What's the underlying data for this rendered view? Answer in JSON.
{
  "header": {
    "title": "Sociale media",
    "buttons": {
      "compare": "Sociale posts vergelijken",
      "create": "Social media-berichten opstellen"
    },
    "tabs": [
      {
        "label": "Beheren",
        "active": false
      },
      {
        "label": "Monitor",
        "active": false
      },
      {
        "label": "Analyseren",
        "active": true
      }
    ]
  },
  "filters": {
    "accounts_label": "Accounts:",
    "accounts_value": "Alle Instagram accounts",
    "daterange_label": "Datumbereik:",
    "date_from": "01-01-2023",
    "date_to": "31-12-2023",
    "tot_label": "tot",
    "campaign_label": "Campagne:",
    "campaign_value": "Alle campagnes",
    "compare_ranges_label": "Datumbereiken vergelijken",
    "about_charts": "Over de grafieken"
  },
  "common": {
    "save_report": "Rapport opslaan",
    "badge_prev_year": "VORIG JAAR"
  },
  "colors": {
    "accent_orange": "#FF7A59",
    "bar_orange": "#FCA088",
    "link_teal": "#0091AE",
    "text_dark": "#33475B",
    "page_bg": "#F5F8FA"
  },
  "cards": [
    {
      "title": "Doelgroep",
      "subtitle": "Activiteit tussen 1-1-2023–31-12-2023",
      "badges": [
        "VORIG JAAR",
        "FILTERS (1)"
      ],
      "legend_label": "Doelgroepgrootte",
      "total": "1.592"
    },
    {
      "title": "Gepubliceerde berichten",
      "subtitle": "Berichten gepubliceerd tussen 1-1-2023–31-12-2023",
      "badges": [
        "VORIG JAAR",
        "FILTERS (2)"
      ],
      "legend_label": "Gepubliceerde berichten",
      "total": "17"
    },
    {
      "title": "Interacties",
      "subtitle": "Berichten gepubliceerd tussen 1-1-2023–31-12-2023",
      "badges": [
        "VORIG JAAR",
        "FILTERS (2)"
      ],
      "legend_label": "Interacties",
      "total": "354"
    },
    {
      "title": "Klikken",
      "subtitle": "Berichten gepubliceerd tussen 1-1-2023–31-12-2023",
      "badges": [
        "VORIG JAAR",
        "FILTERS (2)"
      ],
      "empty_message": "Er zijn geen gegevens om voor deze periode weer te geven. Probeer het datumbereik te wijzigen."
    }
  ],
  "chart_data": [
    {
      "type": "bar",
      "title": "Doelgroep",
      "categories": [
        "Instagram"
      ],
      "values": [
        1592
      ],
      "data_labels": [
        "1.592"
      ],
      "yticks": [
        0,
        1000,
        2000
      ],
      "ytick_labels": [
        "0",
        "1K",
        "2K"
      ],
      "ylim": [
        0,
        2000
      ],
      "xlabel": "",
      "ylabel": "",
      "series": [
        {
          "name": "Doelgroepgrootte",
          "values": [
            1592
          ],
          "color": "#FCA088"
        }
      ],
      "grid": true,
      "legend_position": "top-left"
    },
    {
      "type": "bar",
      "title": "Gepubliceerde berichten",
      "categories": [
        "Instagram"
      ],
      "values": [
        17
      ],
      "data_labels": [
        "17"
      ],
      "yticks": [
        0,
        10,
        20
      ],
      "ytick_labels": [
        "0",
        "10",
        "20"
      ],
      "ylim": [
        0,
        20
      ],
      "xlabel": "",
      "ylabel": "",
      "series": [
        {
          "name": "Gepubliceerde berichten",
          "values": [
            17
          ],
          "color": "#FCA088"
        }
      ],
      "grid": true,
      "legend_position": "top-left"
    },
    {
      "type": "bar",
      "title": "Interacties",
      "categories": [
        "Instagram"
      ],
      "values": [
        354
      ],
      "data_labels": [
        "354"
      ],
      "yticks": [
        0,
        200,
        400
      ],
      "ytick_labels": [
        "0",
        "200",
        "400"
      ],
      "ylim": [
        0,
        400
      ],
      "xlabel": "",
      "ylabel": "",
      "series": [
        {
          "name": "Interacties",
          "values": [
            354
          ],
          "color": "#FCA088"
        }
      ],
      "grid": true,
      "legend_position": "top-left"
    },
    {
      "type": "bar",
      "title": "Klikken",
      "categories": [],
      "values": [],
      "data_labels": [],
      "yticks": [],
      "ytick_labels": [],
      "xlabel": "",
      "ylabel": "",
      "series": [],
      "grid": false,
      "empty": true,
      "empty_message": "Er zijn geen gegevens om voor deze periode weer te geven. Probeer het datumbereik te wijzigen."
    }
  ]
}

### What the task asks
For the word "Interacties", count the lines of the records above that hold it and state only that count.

### Reply to the task
4